Let $E \to F$ be a morphism of cohomology theories defined on finite CW complexes. Then by Brown representability, $E, F$ are represented by spectra, and the map $E \to F$ comes from a map of spectra. However, it is possible that the map on cohomology theories is zero while the map of spectra is not nullhomotopic. In other words, the homotopy category of spectra does not imbed faithfully into the category of cohomology theories on finite CW complexes. This is due to the existence of phantom maps:

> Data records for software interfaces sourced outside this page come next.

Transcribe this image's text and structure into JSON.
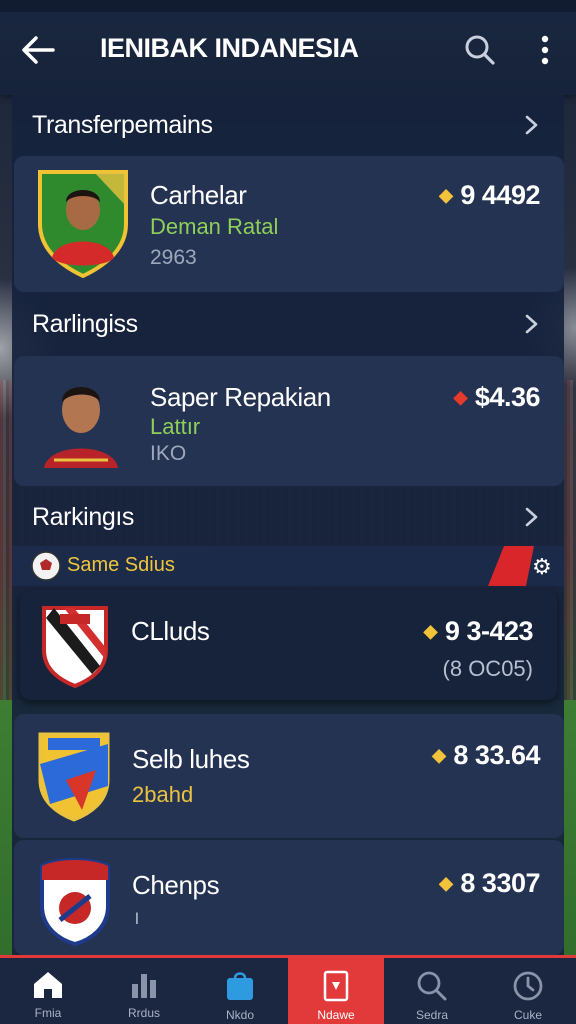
{
  "header": {
    "title": "IENIBAK INDANESIA"
  },
  "sections": [
    {
      "title": "Transferpemains"
    },
    {
      "title": "Rarlingiss"
    },
    {
      "title": "Rarkingıs"
    }
  ],
  "transfer_card": {
    "name": "Carhelar",
    "subtitle": "Deman Ratal",
    "meta": "2963",
    "price": "9 4492"
  },
  "ranking_card": {
    "name": "Saper Repakian",
    "subtitle": "Lattır",
    "meta": "IKO",
    "price": "$4.36"
  },
  "promo": {
    "label": "Same Sdius"
  },
  "clubs": [
    {
      "name": "CLluds",
      "price": "9 3-423",
      "sub": "(8 OC05)"
    },
    {
      "name": "Selb luhes",
      "price": "8 33.64",
      "sub": "2bahd"
    },
    {
      "name": "Chenps",
      "price": "8 3307",
      "sub": "ı"
    }
  ],
  "nav": [
    {
      "label": "Fmia",
      "icon": "home-icon"
    },
    {
      "label": "Rrdus",
      "icon": "stats-icon"
    },
    {
      "label": "Nkdo",
      "icon": "bag-icon"
    },
    {
      "label": "Ndawe",
      "icon": "card-icon"
    },
    {
      "label": "Sedra",
      "icon": "search-icon"
    },
    {
      "label": "Cuke",
      "icon": "clock-icon"
    }
  ],
  "colors": {
    "accent": "#e23a3a",
    "panel": "#16223c",
    "coin": "#f2c23a",
    "highlight": "#e9c340"
  }
}
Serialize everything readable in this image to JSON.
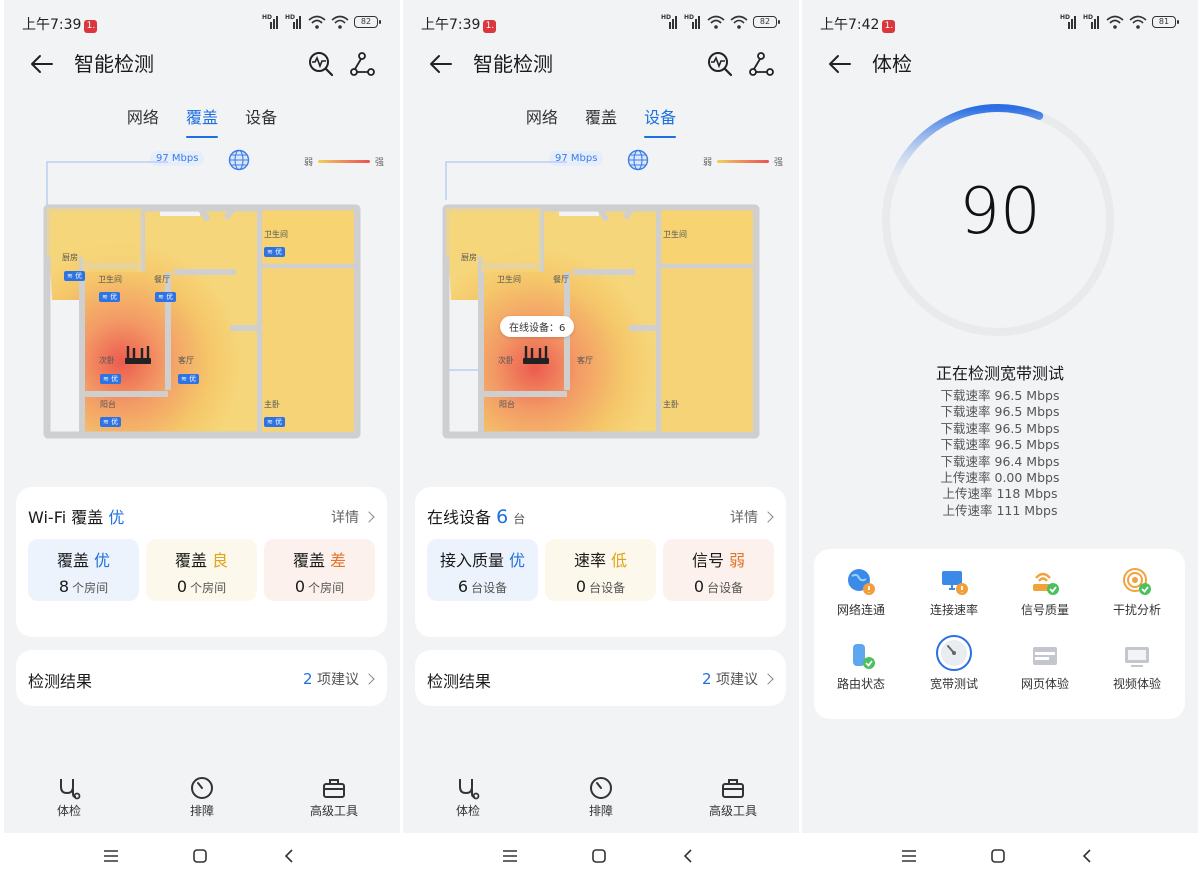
{
  "status": {
    "screen1_time": "上午7:39",
    "screen2_time": "上午7:39",
    "screen3_time": "上午7:42",
    "notif_badge": "1.",
    "signal_label": "HD",
    "screen1_battery": "82",
    "screen2_battery": "82",
    "screen3_battery": "81"
  },
  "screen1": {
    "title": "智能检测",
    "tabs": [
      "网络",
      "覆盖",
      "设备"
    ],
    "active_tab": "覆盖",
    "map": {
      "speed": "97 Mbps",
      "legend_weak": "弱",
      "legend_strong": "强",
      "rooms": [
        "厨房",
        "卫生间",
        "卫生间",
        "餐厅",
        "次卧",
        "客厅",
        "阳台",
        "主卧"
      ],
      "room_badge": "优"
    },
    "coverage_card": {
      "title": "Wi-Fi 覆盖",
      "rating": "优",
      "detail": "详情",
      "items": [
        {
          "label": "覆盖",
          "quality": "优",
          "count": "8",
          "unit": "个房间"
        },
        {
          "label": "覆盖",
          "quality": "良",
          "count": "0",
          "unit": "个房间"
        },
        {
          "label": "覆盖",
          "quality": "差",
          "count": "0",
          "unit": "个房间"
        }
      ]
    },
    "result_card": {
      "title": "检测结果",
      "count": "2",
      "suffix": "项建议"
    }
  },
  "screen2": {
    "title": "智能检测",
    "tabs": [
      "网络",
      "覆盖",
      "设备"
    ],
    "active_tab": "设备",
    "map": {
      "speed": "97 Mbps",
      "legend_weak": "弱",
      "legend_strong": "强",
      "rooms": [
        "厨房",
        "卫生间",
        "卫生间",
        "餐厅",
        "次卧",
        "客厅",
        "阳台",
        "主卧"
      ],
      "online_tooltip": "在线设备：6"
    },
    "devices_card": {
      "title": "在线设备",
      "count": "6",
      "unit": "台",
      "detail": "详情",
      "items": [
        {
          "label": "接入质量",
          "quality": "优",
          "count": "6",
          "unit": "台设备"
        },
        {
          "label": "速率",
          "quality": "低",
          "count": "0",
          "unit": "台设备"
        },
        {
          "label": "信号",
          "quality": "弱",
          "count": "0",
          "unit": "台设备"
        }
      ]
    },
    "result_card": {
      "title": "检测结果",
      "count": "2",
      "suffix": "项建议"
    }
  },
  "bottom_nav": [
    "体检",
    "排障",
    "高级工具"
  ],
  "screen3": {
    "title": "体检",
    "score": "90",
    "progress": 0.12,
    "testing_label": "正在检测宽带测试",
    "log": [
      "下载速率 96.5 Mbps",
      "下载速率 96.5 Mbps",
      "下载速率 96.5 Mbps",
      "下载速率 96.5 Mbps",
      "下载速率 96.4 Mbps",
      "上传速率 0.00 Mbps",
      "上传速率 118 Mbps",
      "上传速率 111 Mbps"
    ],
    "checks": [
      {
        "label": "网络连通",
        "icon": "globe-warning-icon"
      },
      {
        "label": "连接速率",
        "icon": "monitor-warning-icon"
      },
      {
        "label": "信号质量",
        "icon": "router-ok-icon"
      },
      {
        "label": "干扰分析",
        "icon": "interference-ok-icon"
      },
      {
        "label": "路由状态",
        "icon": "router-status-ok-icon"
      },
      {
        "label": "宽带测试",
        "icon": "speedometer-icon"
      },
      {
        "label": "网页体验",
        "icon": "webpage-icon"
      },
      {
        "label": "视频体验",
        "icon": "video-icon"
      }
    ]
  },
  "colors": {
    "accent": "#1e6fe0",
    "good": "#1e6fe0",
    "medium": "#e0a417",
    "poor": "#e0752c",
    "heat_cool": "#f5cf6a",
    "heat_hot": "#ec5b4f"
  }
}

Let $f: X \to Y$ be a map of spectra. It is possible that $f$ is not nullhomotopic even if for every finite spectrum $F$ and map $F \to X$, the composite $F \to X \stackrel{f}{\to} Y$ is nullhomotopic. Such maps are called phantom maps. For an explicit example, let $S^0_{\mathbb{Q}} = H\mathbb{Q}$ be the rational sphere. This is obtained as a filtered (homotopy) colimit of copies of $S^0$ and multiplication by $m$ maps. The universal coefficient theorem shows that there are nontrivial maps $S^0_{\mathbb{Q}} \to H \mathbb{Z}[1]$; in fact they are parametrized by $\mathrm{Ext}^1(\mathbb{Q}, \mathbb{Z}) \neq 0$. However, these restrict to zero on any of the terms in the filtered colimit (each of which is a copy of $S^0$).

In other words, the distinction between flat and projective modules is in some sense an algebraic analog of the existence of phantom maps. Given a flat non-projective module $M$ over some ring $R$, then there is a nontrivial map in the derived category $M \to N[1]$ for some module $N$. Now $M$ is a filtered colimit of finitely generated projectives -- Lazard's theorem -- and the map $M \to N[1]$ is "phantom" in that it restricts to zero on each of these finitely generated projectives (or more generally for any compact object mapping to $M$). So it should not be too surprising that phantom maps of spectra exist and are interesting.

Now spectra are analogous to the derived category of $R$-modules, but spectra also come with another adjunction: $$ \Sigma^\infty, \Omega^\infty: \mathcal{S}_* \leftrightarrows \mathcal{Sp}$$ between pointed spaces and spectra. They thus come with another distinguished class of objects, the suspension spectra. (Random question: what is the analog of a suspension spectrum in algebra?)

**Definition:** A map of spectra $X \to Y$ is **hyperphantom** if for any suspension spectrum $T$ (let's interpret that loosely to include desuspensions of suspension spectra), $T \to X \to Y$ is nullhomotopic.

In other words, a map of spectra is hyperphantom if the induced natural transformation on cohomology theories of spaces (not necessarily finite CW ones!) is zero.

Is it true that a hyperphantom map is nullhomotopic? Rudyak lists this as an open problem in "On Thom spectra, orientability, and cobordism." What is the state of this problem?